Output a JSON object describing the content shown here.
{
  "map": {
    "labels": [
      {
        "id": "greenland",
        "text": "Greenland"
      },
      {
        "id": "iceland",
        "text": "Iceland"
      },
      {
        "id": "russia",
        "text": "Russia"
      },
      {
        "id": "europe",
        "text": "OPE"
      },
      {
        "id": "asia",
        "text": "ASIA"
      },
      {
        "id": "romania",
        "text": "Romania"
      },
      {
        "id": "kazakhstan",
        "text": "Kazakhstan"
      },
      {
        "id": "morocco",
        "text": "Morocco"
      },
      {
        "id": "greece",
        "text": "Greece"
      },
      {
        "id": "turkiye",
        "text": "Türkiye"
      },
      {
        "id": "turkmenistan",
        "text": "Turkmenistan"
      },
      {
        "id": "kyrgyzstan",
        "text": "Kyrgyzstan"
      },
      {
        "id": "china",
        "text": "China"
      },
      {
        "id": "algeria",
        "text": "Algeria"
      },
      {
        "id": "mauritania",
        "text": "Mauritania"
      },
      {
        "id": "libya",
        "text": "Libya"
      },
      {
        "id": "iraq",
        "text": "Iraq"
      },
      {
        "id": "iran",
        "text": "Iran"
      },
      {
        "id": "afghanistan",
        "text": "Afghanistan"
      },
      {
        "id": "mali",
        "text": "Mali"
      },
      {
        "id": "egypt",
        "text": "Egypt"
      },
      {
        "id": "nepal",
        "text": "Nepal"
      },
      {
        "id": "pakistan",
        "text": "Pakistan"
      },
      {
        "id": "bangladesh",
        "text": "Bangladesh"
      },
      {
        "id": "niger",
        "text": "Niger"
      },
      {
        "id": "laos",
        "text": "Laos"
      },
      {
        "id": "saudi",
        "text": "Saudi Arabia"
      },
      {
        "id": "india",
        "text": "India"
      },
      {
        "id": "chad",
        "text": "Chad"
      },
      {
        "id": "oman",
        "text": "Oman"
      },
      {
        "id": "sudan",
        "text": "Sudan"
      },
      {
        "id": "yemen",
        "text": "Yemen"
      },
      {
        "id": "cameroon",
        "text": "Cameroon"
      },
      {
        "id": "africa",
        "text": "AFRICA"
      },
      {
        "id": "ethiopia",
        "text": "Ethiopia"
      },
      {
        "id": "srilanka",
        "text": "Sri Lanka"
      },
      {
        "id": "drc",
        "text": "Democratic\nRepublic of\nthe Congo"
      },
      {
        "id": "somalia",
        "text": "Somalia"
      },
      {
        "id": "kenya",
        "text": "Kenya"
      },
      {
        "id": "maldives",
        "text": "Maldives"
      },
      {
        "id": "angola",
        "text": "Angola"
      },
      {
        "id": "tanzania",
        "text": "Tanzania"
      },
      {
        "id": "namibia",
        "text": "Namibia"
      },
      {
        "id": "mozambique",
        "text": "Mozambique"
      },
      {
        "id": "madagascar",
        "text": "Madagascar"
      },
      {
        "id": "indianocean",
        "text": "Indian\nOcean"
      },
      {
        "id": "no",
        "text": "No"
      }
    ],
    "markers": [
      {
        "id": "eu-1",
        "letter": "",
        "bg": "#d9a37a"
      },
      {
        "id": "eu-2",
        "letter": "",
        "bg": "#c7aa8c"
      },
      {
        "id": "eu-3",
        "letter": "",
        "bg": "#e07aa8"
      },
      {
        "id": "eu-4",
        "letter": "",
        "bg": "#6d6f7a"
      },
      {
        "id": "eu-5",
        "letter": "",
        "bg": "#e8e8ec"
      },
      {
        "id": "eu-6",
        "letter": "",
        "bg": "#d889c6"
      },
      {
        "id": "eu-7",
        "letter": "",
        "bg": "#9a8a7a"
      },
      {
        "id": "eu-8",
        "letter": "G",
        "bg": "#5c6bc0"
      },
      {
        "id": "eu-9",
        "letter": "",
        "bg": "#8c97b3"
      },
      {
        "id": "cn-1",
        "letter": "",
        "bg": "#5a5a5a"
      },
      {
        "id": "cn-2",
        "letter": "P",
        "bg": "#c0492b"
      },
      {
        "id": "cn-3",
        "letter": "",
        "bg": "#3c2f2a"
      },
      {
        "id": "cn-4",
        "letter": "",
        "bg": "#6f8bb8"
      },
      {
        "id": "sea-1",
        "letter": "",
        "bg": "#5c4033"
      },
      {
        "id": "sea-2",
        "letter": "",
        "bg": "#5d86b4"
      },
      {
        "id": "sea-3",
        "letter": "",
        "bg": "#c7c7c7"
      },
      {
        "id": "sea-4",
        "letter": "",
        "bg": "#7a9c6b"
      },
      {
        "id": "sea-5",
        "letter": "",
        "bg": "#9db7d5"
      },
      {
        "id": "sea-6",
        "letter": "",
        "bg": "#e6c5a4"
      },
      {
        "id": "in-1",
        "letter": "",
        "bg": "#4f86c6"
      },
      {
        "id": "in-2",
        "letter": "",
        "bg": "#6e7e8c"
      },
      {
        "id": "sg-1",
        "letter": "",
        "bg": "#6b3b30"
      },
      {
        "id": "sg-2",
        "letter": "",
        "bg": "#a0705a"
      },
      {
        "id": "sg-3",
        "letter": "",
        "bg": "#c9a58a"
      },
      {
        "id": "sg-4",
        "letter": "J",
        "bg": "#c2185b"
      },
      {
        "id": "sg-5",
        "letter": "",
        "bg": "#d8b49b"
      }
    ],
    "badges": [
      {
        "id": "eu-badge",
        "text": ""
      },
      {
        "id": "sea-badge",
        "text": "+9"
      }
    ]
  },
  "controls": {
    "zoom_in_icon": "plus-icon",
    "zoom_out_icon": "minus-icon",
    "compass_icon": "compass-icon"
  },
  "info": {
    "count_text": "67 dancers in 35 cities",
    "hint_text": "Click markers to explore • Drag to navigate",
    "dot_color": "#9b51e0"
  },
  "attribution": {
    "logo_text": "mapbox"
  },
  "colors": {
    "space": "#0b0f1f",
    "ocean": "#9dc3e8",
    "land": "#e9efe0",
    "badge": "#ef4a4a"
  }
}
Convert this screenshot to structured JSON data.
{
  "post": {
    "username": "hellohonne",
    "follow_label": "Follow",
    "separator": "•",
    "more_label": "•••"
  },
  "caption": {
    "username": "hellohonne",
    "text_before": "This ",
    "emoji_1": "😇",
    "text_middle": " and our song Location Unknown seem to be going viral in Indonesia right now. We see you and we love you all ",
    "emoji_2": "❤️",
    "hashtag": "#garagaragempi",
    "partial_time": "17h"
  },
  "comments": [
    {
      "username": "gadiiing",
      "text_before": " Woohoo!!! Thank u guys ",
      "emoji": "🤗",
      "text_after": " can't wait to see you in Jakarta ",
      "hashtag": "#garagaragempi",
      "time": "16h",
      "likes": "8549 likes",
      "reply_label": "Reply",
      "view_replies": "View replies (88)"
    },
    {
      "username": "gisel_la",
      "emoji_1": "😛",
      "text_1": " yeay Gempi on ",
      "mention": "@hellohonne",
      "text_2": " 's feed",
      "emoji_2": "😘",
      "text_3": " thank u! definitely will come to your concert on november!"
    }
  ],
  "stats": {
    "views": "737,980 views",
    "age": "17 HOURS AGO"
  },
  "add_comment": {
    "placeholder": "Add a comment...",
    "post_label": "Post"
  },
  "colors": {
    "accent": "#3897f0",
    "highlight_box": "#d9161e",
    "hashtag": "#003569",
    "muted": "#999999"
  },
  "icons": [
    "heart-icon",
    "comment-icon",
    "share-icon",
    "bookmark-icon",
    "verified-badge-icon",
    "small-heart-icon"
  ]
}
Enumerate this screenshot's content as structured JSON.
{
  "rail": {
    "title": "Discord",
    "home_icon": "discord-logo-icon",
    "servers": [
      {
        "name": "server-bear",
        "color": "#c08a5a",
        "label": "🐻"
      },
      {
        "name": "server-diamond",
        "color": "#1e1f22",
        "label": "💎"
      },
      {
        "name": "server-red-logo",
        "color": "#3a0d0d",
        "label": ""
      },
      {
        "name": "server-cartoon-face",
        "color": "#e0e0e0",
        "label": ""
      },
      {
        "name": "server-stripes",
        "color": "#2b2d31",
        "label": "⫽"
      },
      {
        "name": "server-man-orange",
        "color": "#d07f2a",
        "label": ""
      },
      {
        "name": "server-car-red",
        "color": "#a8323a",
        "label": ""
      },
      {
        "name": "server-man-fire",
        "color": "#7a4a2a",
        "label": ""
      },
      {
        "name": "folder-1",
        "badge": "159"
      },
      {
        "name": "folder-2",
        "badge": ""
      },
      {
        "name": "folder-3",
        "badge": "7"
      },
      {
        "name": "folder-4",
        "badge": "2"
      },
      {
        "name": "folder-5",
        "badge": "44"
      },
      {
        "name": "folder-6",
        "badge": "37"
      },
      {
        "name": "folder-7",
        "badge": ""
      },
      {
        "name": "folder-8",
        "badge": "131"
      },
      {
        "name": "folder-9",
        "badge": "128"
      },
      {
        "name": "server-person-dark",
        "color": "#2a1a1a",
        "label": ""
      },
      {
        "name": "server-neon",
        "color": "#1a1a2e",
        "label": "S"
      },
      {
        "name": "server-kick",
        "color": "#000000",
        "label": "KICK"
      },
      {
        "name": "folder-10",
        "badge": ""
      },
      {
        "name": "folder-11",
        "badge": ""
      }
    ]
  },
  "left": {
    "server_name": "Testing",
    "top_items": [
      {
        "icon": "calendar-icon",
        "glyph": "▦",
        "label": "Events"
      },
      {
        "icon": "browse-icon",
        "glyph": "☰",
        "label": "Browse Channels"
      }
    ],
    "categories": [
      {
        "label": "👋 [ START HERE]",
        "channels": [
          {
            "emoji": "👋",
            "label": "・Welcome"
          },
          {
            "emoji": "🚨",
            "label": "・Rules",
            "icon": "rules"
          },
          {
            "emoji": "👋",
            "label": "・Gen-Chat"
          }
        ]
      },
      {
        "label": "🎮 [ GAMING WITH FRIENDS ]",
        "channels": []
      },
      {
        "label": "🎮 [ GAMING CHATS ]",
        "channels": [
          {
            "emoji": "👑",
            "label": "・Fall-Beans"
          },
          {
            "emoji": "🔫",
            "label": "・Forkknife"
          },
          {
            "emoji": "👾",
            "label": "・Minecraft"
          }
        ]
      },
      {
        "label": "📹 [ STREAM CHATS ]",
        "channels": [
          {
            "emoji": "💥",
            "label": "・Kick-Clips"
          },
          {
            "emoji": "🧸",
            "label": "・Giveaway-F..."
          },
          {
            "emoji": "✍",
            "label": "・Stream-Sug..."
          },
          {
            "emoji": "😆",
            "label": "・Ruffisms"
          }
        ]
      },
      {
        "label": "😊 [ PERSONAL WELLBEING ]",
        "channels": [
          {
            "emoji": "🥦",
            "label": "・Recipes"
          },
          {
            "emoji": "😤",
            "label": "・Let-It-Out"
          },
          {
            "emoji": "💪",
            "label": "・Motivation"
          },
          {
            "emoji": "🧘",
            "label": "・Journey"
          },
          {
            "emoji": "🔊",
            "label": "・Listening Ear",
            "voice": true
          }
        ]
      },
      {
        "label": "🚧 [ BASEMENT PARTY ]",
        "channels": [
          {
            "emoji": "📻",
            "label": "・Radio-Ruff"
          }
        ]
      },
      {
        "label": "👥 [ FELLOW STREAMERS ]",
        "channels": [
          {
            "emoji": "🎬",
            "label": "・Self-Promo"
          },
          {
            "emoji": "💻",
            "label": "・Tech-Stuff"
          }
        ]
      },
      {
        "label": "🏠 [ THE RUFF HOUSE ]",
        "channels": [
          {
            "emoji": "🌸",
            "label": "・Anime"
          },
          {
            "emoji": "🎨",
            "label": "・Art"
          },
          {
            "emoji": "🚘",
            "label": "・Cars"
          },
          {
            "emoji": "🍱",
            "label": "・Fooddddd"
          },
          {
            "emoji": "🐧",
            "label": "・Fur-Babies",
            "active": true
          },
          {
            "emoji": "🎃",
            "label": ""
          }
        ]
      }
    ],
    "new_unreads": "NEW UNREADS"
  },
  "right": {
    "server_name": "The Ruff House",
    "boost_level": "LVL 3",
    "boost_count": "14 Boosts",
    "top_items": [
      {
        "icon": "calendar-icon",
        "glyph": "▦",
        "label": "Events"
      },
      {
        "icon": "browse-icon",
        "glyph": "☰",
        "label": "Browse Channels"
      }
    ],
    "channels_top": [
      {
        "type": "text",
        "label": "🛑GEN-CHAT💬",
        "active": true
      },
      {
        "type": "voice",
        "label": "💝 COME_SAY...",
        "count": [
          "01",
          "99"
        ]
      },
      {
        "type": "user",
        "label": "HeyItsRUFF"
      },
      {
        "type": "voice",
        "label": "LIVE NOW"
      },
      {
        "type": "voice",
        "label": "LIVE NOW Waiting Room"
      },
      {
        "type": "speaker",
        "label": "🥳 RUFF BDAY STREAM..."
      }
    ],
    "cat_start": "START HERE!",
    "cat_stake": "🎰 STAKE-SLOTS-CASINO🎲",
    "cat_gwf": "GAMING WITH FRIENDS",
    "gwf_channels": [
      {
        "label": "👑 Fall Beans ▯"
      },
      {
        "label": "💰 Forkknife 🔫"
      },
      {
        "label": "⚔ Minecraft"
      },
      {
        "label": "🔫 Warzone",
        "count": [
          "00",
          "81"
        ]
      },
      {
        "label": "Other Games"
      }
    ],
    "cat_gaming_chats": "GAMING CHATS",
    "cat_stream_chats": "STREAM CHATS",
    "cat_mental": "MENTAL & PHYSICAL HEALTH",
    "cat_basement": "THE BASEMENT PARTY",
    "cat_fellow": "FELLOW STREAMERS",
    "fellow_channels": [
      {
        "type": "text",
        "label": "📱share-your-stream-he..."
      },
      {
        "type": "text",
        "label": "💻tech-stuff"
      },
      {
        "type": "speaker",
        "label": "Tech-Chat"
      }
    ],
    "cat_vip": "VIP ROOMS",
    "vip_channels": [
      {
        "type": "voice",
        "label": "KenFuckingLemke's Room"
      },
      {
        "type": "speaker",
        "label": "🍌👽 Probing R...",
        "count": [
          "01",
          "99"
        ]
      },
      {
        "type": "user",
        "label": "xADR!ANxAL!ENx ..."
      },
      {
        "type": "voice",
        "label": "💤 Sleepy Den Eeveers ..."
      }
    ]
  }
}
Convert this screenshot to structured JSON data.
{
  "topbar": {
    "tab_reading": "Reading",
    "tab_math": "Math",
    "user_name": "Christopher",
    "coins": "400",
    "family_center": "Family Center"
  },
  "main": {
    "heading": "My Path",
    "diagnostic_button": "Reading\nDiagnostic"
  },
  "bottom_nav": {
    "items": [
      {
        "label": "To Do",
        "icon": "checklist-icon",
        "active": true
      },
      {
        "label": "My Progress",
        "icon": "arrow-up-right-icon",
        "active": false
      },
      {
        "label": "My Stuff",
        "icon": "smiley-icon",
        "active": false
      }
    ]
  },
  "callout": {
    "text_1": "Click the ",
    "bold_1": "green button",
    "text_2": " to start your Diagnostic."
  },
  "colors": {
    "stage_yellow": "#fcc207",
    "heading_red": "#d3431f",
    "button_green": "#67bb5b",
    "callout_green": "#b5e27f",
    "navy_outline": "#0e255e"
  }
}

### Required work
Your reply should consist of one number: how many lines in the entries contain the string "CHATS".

### Task result
4